Mortgage Bankers’ Association Rates
For the week ending 26th March, the rates were:
- Average interest rates for 30-year fixed to conforming loan balances decreased from 3.36% to 3.33%. Points decreased from 0.42 to 0.39 (incl. origination fee) for 80% LTV loans.
- Average 30-year fixed mortgage rates backed by FHA decreased from 3.35% to 3.29%. Points fell from 0.41 to 0.34 (incl. origination fee) for 80% LTV loans.
- Average 30-year rates for jumbo loan balances decreased from 3.40% to 3.34%. Points decreased from 0.43 to 0.31 (incl. origination fee) for 80% LTV loans.
Weekly figures released by the Mortgage Bankers Association showed that the Market Composite Index, which is a measure of mortgage loan application volume, decreased by 2.2% in the week ending 26th March. In the previous week, the index had decreased by 2.5%.
The Refinance Index fell by 3% from the previous week and was 32% lower than the same week one year ago. The index had fallen by 4% in the week prior.
In the week ending 26th March, the refinance share of mortgage activity declined from 60.9% to 60.6%. In the previous week, the share had decreased from 62.9% to 60.9%.

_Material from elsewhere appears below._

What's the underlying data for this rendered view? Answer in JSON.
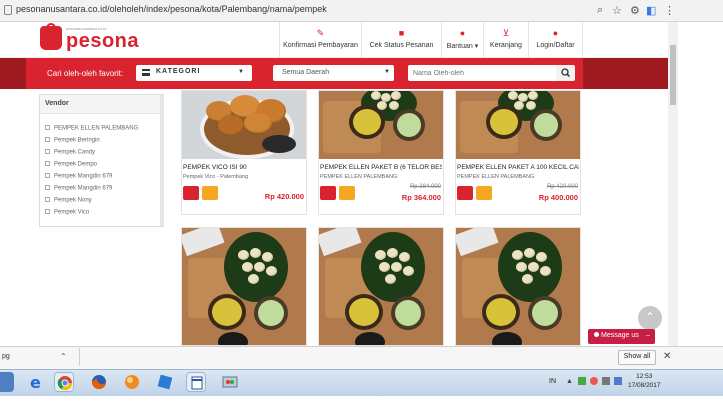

According to the MBA,
- After 7 consecutive weeks of increasing mortgage rates, the 30-year fixed rate declined by 3 basis points.
- In spite of the decline, rates remained almost half a percentage point higher than the start of this year.
- Mortgage applications for refinances and home purchases both declined.
- Purchase activity was still convincingly higher than the pandemic-induced drop seen a year ago.
- Many prospective buyers this spring are feeling the effects of higher rates and rapidly accelerating home prices.
- Record low inventory is pushing home-price growth at double the rate from a year ago and above the 10% growth rates seen in 2005.
- The housing market is in desperate need of more inventory to cool price growth and preserve affordability.
- Additionally, higher mortgage rates continue to shut down refinance activity.
For the week ahead
It’s another relatively quiet first half of the week on the U.S economic calendar. Key stats include ISM Non-Manufacturing PMI, factory orders, and JOLTs job openings.
Expect the ISM Non-Manufacturing PMI figures to have the greatest impact on U.S Treasury yields.
Away from the economic calendar, chatter from Capitol Hill on spending, FOMC member commentary, and geopolitics will also influence.